--- EXTRACTED ENTRIES ---

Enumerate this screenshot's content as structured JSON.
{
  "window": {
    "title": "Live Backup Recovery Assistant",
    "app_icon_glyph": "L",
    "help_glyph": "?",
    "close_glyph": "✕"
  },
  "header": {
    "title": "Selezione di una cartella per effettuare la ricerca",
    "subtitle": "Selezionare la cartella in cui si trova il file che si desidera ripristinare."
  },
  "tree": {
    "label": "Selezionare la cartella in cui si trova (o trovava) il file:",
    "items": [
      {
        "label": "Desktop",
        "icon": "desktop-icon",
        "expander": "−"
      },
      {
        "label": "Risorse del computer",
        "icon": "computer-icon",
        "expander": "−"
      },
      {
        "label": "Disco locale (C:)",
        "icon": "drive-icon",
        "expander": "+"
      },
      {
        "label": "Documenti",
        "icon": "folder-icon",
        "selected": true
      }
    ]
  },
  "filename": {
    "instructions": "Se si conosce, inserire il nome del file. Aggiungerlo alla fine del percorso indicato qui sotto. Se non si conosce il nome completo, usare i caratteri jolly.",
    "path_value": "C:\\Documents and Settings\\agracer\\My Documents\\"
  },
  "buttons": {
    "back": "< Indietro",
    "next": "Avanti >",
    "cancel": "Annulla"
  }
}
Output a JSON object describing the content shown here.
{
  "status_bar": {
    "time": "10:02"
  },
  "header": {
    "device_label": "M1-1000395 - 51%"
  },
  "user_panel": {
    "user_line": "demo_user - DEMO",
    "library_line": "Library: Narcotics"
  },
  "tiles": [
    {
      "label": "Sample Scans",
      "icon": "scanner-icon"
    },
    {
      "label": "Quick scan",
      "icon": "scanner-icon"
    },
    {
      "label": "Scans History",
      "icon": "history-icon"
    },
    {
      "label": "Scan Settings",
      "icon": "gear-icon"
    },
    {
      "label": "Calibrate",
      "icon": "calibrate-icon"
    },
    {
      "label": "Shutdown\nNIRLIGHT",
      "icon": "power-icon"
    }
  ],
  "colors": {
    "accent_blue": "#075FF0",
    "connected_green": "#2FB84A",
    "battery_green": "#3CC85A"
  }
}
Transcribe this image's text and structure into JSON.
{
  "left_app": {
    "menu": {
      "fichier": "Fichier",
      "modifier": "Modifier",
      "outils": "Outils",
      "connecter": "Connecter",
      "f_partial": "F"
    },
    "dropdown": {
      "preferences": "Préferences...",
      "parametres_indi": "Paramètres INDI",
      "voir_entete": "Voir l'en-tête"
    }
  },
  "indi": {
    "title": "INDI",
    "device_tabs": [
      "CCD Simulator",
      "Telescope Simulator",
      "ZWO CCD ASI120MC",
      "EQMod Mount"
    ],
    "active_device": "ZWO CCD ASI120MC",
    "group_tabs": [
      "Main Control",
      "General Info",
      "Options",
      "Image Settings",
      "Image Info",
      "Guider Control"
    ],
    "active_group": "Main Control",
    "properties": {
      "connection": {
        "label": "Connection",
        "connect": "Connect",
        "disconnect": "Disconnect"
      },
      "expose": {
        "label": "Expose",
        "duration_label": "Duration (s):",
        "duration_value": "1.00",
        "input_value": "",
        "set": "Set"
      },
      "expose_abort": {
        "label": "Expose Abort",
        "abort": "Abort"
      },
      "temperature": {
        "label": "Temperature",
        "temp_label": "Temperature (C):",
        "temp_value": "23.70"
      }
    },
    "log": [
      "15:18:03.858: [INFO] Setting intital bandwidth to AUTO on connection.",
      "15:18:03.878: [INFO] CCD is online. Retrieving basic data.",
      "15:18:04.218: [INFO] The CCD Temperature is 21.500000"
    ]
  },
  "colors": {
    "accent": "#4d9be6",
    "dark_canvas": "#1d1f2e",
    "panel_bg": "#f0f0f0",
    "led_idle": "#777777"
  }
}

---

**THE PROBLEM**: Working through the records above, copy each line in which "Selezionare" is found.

**EXERCISE OUTPUT**:
    "subtitle": "Selezionare la cartella in cui si trova il file che si desidera ripristinare."
    "label": "Selezionare la cartella in cui si trova (o trovava) il file:",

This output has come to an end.